From Bodhgaya, I took a slight detour to ride a couple of weeks through Nepal, before exiting on the eastern side towards the hill station of Darjeeling. Just a couple of weeks ago, I was sweltering in the heat of Varanasi, but now, I was freezing in the high altitudes of Darjeeling. I think that difference in climate alone is enough to summarise India for a lot of people. From a broader viewpoint, it is also surprising how similar Darjeeling was to Munnar in Kerala, despite the fact that one was way up in the north, and the other was in the extreme south.
After Darjeeling, I decided to take a quick detour to Bhutan, before returning back to India (the cold in Bhutan was unbearable for me!) and riding down again to Kolkata, where I had planned to finish my journey. Kolkata accepted me with all the joy – now, you know why it is called the ‘city of joy’ – for 3 weeks! I was in love with Sudder street, that backpacker haven of the country, and couldn’t leave at all. It was surprising how much of a colonial edge Kolkata has, and how the colonial past has intertwined with the smart Indian concept of Jugaad. I will forever remember the image of a vendor selling chaat in front of the Victoria Memorial. At the background was the Victoria memorial, an image that reminded us of our past and history. And in the front was the image of a man who reminded us that we have perfected the art of survival. It was glorious!
Am I going to Summarize? Yes, of course!
After enjoying my time in the delicious chaos of Kolkata, I was finally done with my trip. I shipped my bike to Kerala, and I was ready to get on a flight and fly there too. It has taken me 3 months to get from Kerala to Kolkata, and it was one of the best 3 months of my life.
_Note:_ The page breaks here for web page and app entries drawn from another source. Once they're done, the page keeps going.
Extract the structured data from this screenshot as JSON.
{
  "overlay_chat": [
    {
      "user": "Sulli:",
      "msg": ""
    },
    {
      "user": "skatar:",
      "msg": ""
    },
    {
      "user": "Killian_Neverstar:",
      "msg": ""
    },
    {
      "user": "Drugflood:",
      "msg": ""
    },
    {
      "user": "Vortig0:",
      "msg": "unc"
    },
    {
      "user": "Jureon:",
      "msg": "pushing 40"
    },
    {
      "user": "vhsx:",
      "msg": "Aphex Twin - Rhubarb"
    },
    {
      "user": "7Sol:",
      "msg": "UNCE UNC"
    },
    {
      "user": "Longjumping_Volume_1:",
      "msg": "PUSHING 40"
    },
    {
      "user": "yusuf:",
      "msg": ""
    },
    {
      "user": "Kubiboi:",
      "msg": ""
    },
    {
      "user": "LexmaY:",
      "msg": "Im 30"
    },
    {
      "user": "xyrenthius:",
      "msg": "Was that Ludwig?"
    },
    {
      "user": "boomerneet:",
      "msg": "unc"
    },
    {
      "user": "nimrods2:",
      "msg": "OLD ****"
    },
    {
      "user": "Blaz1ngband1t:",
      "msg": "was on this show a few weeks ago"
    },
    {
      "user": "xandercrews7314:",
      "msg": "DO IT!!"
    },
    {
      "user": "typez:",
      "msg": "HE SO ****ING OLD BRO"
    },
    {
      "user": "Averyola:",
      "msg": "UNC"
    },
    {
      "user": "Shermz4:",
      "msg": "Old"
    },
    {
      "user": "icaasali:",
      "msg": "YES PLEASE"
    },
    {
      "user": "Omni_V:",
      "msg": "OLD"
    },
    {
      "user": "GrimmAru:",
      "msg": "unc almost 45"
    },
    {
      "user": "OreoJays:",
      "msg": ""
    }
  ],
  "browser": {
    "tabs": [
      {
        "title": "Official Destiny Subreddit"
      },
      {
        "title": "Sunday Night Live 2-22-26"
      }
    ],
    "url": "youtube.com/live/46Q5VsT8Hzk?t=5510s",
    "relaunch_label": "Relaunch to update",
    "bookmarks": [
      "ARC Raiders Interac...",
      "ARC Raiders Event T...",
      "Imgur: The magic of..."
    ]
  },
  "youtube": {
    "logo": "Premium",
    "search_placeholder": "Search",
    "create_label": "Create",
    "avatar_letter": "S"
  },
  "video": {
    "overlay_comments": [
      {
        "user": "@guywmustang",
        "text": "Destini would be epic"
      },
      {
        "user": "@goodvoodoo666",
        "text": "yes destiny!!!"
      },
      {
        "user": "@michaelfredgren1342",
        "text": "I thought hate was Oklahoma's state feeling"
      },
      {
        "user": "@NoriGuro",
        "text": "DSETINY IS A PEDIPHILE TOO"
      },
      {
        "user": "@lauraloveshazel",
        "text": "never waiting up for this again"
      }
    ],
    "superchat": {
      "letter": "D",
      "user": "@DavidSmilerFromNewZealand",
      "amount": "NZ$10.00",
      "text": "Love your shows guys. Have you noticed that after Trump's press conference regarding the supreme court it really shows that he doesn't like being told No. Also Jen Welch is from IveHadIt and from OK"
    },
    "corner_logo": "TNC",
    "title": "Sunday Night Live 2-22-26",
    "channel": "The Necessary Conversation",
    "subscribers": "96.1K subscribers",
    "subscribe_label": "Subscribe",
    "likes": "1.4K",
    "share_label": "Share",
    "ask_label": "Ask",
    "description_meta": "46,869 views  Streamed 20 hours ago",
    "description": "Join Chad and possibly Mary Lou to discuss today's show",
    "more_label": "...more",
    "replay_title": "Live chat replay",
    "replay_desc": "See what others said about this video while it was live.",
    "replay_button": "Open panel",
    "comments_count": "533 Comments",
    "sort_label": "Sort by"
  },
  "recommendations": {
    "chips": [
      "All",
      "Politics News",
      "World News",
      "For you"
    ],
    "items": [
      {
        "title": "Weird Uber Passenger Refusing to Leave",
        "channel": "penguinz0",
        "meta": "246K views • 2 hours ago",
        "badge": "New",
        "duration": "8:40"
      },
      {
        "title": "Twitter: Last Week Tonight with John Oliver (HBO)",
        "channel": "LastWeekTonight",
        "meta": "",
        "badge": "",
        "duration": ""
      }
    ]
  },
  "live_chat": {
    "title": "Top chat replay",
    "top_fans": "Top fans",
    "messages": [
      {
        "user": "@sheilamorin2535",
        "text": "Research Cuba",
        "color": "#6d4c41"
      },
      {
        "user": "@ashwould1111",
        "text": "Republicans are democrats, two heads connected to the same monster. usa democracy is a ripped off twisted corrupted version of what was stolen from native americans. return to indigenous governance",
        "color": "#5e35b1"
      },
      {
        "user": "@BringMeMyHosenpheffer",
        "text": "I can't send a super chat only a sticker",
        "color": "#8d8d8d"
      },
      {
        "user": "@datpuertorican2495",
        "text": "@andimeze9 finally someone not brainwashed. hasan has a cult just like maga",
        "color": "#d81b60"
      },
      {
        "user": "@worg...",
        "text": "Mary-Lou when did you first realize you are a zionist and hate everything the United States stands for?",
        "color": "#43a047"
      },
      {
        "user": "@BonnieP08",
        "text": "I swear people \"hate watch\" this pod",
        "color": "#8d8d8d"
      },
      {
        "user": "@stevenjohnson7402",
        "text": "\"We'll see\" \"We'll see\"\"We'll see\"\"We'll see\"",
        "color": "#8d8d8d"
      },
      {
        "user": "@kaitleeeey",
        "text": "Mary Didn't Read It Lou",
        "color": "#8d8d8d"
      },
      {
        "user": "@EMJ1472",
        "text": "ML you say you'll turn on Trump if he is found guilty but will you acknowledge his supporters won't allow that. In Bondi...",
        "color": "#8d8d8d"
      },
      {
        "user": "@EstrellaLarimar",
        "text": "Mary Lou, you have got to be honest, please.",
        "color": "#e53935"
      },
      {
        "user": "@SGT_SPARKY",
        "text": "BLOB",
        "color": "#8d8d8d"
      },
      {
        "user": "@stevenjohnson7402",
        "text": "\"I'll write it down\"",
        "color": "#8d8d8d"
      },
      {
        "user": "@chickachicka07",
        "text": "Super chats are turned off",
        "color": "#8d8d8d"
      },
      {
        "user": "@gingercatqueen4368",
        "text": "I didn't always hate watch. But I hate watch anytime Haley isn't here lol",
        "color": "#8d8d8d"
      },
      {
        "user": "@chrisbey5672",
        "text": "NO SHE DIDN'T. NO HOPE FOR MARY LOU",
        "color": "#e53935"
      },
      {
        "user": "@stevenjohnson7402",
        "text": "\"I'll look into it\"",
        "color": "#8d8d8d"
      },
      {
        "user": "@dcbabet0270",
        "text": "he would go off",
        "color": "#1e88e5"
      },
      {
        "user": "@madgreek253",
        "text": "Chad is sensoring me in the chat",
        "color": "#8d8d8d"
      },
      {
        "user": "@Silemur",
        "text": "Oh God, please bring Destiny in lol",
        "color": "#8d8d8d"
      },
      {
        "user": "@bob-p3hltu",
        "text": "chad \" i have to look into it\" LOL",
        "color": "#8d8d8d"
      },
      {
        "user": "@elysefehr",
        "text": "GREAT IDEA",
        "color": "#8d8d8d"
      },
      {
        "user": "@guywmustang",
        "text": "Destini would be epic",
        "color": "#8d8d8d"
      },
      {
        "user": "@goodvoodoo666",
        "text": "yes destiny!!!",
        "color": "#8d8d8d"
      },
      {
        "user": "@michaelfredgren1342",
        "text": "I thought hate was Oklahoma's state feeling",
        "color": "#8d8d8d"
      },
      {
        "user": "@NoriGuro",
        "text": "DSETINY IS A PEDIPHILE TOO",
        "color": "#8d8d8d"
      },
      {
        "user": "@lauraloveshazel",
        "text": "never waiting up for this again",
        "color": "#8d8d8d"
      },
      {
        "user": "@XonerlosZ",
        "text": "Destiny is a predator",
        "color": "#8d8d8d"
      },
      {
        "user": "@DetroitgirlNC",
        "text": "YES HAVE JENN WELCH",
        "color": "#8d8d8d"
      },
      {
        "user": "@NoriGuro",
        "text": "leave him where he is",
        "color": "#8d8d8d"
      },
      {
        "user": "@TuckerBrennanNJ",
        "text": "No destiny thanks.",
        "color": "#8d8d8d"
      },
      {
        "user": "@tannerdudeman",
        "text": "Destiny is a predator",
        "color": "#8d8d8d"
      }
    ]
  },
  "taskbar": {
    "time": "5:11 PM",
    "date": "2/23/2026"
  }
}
It has taken my Thunderbird through 12000 kilometres – sometimes in the pristine highways of Gujarat, and sometimes in the under-construction highways of West Bengal – but every bit of it was totally worth it.
Like I often remind my friends in Europe, travelling through India is like travelling through an entire continent. It is challenging, but is worth every single bit of effort that you put into it. Every day, I felt like I woke up in a different country. The food was different between Kerala and Goa, despite both being coastal areas. The people were different between Bengaluru and Chennai, despite being just 8 hours from each other. The language was different between Mumbai and Kolkata, despite both being metro cities.
For every day that I was revelling in the desert life of Rajasthan, I had to spend a day shivering in the cold winds of Darjeeling, being warmed mainly by the smell of tea everywhere. For every day that I was floating on the idle backwaters of Kerala, there was a day in Goa awaiting a heavy downpour. For every kilometre I rode through the Mahad region in total peace and serenity for kilometres with only my shadow for company, there was a whole day spent trying to ride just 3 kilometres in Varanasi, trying to dodge people and cows at the same time.
Every time I ran into one of the beautiful Muslim mosques of Ahmedabad, there was another day where I would be admiring the Brahma temple of Pushkar. If I was clicking the Christian churches of Goa one day, on another I was awestruck at the Bahai temple of Delhi or the Buddhist temple at Bodhgaya. For every single day I was in Kolkata enjoying the rich variety of street food, there was another spent in Pushkar where even eggs were considered sacrilegious!
If one thing defines India – if one word captures it’s soul in all it’s feathers and colours – it is diversity. And I spent 3 of the best months of my life, soaking up all of that diversity. Soaked it all, till I was awed and trembling by both its magnitude and magnificence. And I ended my trip with a silent prayer.
That every Indian understands, appreciates, withholds and protects this very ‘diversity‘ which defines us.
This entry has been shortlisted for Holidify’s Travelogue Writing Contest in association with Linger. The content and pictures may not be used without prior permission of the author.
Submitted by: Abhilash Surendran
The original post can be found here.